Step Seven - The Wrap

The Wrap

To begin wrapping the block, you begin by cutting a 6 inch piece of the tape into three strips, lengthwise. The narrow strip is easier to handle, and fits well into the nooks.

For the first strip, press the end of the tape against the top of the power resistor, and make at least two complete turns around the block. Allow the connector ends to protrude. Continue wrapping, alternate from side to side. Keep this first layer on the end of the block, so that it covers the edges and corners.

On the second and subsequent turns of the first strip, capture the thermistor, making sure no part of the copper leeds in tape touches any metal edge or corner that has not been yet covered.

The second strip should cover the glass bead, and be wound around both sides of the nozzle.

The third strip should bind the perimeter.


Step Eight - The Mounting

This hot end has been tested on the standard Wade's Extruder and the Greg's Accessible Wade's. Mounting requires the use of four M3.5 holes, two drilled from either side of the extruder body, into the corners of the 1/2 mounting hole located on the bottom of the extruder body. The standard Wades usually has a bigger hole than the PTFE, but this should not present a problem. The extruder is held clamped in this hole using four M4x8mm set screws.

Proper alignment requires that a piece of filament be placed through the extruder body, and into the PTFE tube while the set screws are being tightened evenly 1/2 turn at a time. Once the PTFE tube is secure, check the filament. It should move freely, or with very little force. If it binds hard at all, insert a 3mm drill bit and turn by hand to remove excess material from the tube. Be sure to remove all material, or you will clog the tip.

Step Nine - The Connections

Connection of the power resistor uses two small copper alligator clips, attached and soldered to a 24 inch set of leads. Likewise, the thermistor is crimped to lengths of wire using small barrel connectors. Insulate these with shrink tubing. (pictures coming)

Using It

From http://forums.reprap.org/read.php?70,147404,147824#msg-147824 :
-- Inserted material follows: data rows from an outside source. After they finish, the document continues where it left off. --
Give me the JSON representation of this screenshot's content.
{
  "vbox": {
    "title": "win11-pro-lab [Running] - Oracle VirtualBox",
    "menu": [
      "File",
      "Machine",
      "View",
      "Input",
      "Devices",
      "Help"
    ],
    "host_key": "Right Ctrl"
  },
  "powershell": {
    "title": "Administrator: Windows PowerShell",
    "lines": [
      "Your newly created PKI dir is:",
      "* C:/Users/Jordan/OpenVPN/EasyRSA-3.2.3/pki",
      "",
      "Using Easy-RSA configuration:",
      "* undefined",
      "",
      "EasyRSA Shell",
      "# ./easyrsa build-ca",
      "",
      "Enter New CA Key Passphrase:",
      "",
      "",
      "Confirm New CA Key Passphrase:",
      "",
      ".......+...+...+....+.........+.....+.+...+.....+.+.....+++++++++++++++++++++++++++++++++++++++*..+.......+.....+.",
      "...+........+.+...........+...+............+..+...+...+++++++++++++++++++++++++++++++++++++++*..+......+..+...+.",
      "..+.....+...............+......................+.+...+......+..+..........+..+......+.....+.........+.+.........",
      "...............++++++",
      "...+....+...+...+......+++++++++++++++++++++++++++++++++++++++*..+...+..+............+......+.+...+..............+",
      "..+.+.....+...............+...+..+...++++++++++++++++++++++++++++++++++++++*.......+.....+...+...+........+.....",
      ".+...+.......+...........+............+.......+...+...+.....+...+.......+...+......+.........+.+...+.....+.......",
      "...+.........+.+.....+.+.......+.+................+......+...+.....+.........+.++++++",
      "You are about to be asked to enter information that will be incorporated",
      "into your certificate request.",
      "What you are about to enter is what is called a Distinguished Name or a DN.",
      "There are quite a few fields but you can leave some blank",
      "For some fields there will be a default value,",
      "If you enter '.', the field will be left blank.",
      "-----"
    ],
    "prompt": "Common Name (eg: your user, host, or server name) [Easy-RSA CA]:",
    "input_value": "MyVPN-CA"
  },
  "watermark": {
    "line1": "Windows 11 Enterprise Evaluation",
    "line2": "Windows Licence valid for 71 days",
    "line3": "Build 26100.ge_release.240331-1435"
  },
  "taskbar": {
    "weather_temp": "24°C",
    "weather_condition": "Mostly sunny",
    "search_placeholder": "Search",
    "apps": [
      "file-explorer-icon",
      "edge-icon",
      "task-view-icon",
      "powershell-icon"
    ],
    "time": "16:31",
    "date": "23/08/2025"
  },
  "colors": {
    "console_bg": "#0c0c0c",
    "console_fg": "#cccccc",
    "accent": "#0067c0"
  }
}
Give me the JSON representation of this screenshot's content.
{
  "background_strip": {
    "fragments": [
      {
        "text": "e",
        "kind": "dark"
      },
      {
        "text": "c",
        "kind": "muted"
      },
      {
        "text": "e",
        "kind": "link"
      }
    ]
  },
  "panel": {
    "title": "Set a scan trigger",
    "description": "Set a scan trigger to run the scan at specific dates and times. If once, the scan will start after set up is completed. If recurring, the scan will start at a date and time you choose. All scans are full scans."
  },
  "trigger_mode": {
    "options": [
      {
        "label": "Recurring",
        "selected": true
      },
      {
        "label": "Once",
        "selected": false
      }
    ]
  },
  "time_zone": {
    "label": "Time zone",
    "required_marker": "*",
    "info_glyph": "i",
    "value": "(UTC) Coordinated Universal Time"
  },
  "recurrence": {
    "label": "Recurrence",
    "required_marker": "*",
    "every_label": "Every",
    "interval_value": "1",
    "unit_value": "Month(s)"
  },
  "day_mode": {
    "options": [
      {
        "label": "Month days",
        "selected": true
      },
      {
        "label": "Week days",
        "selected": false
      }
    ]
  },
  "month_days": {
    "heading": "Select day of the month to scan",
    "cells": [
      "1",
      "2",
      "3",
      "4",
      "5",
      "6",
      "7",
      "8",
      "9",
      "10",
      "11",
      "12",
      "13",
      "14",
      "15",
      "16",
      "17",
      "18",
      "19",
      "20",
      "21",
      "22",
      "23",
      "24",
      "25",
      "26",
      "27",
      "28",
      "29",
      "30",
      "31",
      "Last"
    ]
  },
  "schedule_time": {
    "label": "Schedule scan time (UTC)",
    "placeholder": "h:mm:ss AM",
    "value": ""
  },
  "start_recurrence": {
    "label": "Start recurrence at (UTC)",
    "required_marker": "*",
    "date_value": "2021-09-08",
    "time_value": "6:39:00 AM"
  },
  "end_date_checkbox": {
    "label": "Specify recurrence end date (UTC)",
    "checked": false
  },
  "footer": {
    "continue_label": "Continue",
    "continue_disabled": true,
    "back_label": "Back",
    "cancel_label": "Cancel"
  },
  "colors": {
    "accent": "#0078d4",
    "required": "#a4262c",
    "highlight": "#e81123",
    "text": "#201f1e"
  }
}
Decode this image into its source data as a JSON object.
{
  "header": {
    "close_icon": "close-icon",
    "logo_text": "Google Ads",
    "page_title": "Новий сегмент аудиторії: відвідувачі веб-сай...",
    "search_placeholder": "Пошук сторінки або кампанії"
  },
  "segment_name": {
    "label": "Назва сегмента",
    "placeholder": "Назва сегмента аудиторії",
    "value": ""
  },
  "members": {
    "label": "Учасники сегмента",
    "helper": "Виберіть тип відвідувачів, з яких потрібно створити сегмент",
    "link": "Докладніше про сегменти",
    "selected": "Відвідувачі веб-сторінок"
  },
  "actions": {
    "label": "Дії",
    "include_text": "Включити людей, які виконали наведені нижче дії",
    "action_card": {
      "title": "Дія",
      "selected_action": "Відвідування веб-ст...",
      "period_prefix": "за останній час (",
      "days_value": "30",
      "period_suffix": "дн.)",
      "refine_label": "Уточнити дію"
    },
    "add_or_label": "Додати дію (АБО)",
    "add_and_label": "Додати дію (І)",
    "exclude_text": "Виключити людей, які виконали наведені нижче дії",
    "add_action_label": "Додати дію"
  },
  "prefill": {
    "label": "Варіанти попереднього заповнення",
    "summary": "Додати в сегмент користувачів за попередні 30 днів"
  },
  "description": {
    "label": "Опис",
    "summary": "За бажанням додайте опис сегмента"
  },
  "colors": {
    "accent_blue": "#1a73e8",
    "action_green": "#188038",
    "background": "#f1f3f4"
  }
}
My design copes just fine. If the PTFE is shaped properly, it will never slip out of the brass coupling. Since the couplings vary by region, it's best to keep a caliper on hand and measure the inner diameters and depth before shaping the rod. At the transition from small to large, I put a slight taper to help slip the threads over the rod. Also make sure the small end bottoms out on the MIG tip, or you won't get a good seal there.

The one thing to avoid is leaving the hot end at operating temperature without printing. This is the case for most designs. Eventually, the temperature inside the PTFE could get hot enough to soften the filament, and cause a jam.

Separation from the extruder body is a possibility if too much pressure is exerted by the stepper. This is remedied by using a nozzle opening no smaller than 0.5mm, and setting the stepper driver current such that it allows the motor to stall, rather than push at any cost.

On a Wade's or Greg's body, the PTFE rod should be clamped in tightly using four M3-8mm Set Screws. If it pinches the hole a little, it alright. Just run a 3mm bit in and out a couple of times.

I print with ABS only, but I do keep the temperature at 230C. This seems to give the best long term results.

I actually have the versions of this hot end, but I have not had the time lately to put up new instructions. If you want to get more info, and some pictures, drop me a line on my gmail wildseyed@...